- Reviewing all compensation-related policies and procedures with counsel to minimize the likelihood of discrimination in compensation.
- Reconsidering records retention practices to maintain all compensation-related records of current employees until two years after receipt of the last paycheck or retirement check (unless a longer period is provided under state law).
- Making sure to sufficiently document the legitimate, non-discriminatory reasons for employment decisions that have a lasting impact on compensation.
- Reconsidering past promotion or pay decisions that may have been affected by discriminatory actions and making necessary adjustments.
- Maintaining contact information for past decision-makers and supervisors in case they need information or testimony in the future.
- Encouraging employees to utilize an internal complaint mechanism to address any alleged pay discrimination.
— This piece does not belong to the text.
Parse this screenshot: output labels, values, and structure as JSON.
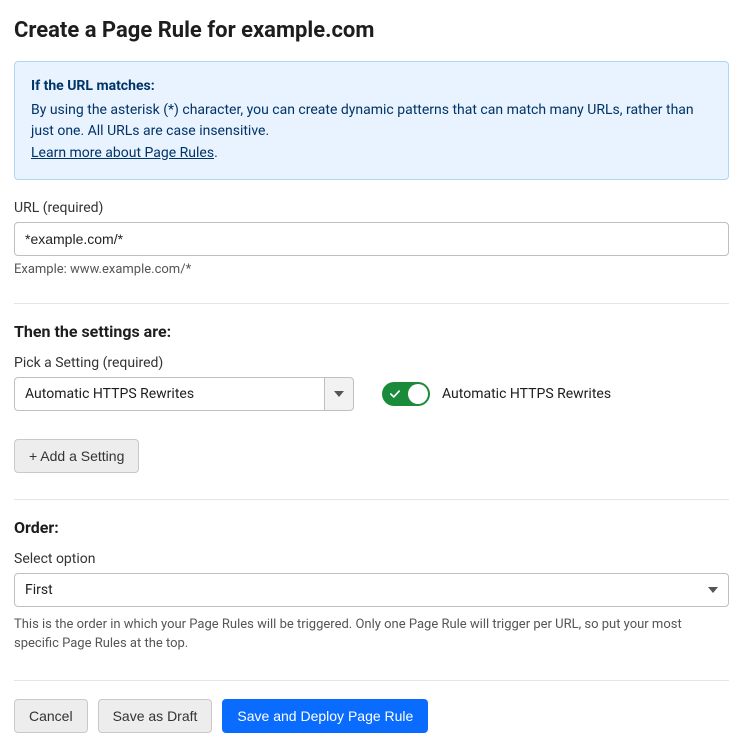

Along with the new amendments to the Americans with Disabilities Act and the new regulations for the Family and Medical Leave Act, the Ledbetter Act is just one of the recent employment law developments on the federal level. Many more such developments are expected to continue this year and beyond under President Obama and a United States Congress with Democratic majorities in both the House and Senate. Stay tuned for what we expect to be a busy year on employment law developments!